  2. The second task is to use the GUI to download a program written with a text editor to the robot and then execute the program. The program may be the same as the program which swaps the pallets, or a different one.

    All the commands are the same for the GUI except the addition of one more command, which allows you to numerically define points. The new command is

    and its use is illustrated in a sample program.


The total grade the project is 100 points. 80 points will be based upon the results presented in a report written consistent whit the report guidelines. The allocation for the final 20 points is based upon the following 2 considerations:

  1. 10 points will be given to the group that is able to swap the pallets the most number of times in a 5 minute period, 0 points will be given to the group that swaps them the least number of times and the score for all the other groups will be linearly interpolated between the two extremes. Important: the maximum speed setting in the program is 50 and the procedure must start and end in the READY position. Using faster speeds can damage the robot.
  2. 10 points will be given to the group that writes the shortest program that is able to swap the pallets at least once, 0 points to the group with the longest program and the score for all the other groups will be linearly interpolated between the two extremes. Again, the robot must start and end in the READY position.

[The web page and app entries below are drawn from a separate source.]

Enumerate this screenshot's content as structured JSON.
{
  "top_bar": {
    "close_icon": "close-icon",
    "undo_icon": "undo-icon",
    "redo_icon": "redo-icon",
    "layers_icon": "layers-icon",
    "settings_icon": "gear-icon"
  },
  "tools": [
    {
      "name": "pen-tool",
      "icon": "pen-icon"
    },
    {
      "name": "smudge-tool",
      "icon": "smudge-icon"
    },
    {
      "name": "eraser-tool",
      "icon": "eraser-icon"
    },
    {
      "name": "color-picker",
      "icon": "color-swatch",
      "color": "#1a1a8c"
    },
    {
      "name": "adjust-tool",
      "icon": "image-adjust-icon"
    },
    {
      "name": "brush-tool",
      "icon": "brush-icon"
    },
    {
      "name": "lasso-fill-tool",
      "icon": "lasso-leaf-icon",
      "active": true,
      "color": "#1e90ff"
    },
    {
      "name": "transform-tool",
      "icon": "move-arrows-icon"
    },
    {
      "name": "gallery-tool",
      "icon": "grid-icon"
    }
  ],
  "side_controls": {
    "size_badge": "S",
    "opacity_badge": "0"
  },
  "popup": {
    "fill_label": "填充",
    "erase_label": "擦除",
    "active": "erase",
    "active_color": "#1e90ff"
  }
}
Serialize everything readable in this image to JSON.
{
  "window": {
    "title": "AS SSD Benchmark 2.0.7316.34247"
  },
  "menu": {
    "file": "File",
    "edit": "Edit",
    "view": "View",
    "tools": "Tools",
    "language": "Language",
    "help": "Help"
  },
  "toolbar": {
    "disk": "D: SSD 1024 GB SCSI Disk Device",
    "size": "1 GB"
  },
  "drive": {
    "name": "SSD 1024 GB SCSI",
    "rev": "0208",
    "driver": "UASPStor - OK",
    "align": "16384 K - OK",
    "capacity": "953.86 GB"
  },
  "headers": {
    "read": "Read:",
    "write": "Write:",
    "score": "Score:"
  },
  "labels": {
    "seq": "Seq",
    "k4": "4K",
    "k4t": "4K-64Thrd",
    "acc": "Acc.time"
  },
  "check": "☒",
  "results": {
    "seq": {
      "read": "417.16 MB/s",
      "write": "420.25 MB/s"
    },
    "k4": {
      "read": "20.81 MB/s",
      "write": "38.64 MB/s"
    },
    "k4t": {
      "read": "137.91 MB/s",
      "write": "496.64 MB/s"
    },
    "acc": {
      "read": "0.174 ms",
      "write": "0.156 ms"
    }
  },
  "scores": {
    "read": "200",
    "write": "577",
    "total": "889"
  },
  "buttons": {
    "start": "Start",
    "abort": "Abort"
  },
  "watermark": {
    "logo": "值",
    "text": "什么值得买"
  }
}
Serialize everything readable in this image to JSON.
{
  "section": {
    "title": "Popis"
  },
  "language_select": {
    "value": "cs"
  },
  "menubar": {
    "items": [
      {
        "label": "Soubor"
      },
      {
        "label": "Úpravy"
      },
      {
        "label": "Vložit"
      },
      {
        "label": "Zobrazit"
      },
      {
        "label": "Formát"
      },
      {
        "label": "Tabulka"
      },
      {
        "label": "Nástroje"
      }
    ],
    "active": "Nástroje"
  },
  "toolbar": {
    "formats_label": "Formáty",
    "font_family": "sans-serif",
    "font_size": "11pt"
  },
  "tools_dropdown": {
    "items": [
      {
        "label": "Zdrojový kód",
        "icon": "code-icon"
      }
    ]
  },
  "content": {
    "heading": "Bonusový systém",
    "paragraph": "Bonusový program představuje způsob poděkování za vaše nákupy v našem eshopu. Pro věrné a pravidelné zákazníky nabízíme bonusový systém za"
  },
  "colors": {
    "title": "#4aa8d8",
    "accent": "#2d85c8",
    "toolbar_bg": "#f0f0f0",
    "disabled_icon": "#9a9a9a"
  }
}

Return to the ME 469 Homepage.

Bill Goodwine (
Last updated: January 25, 1999.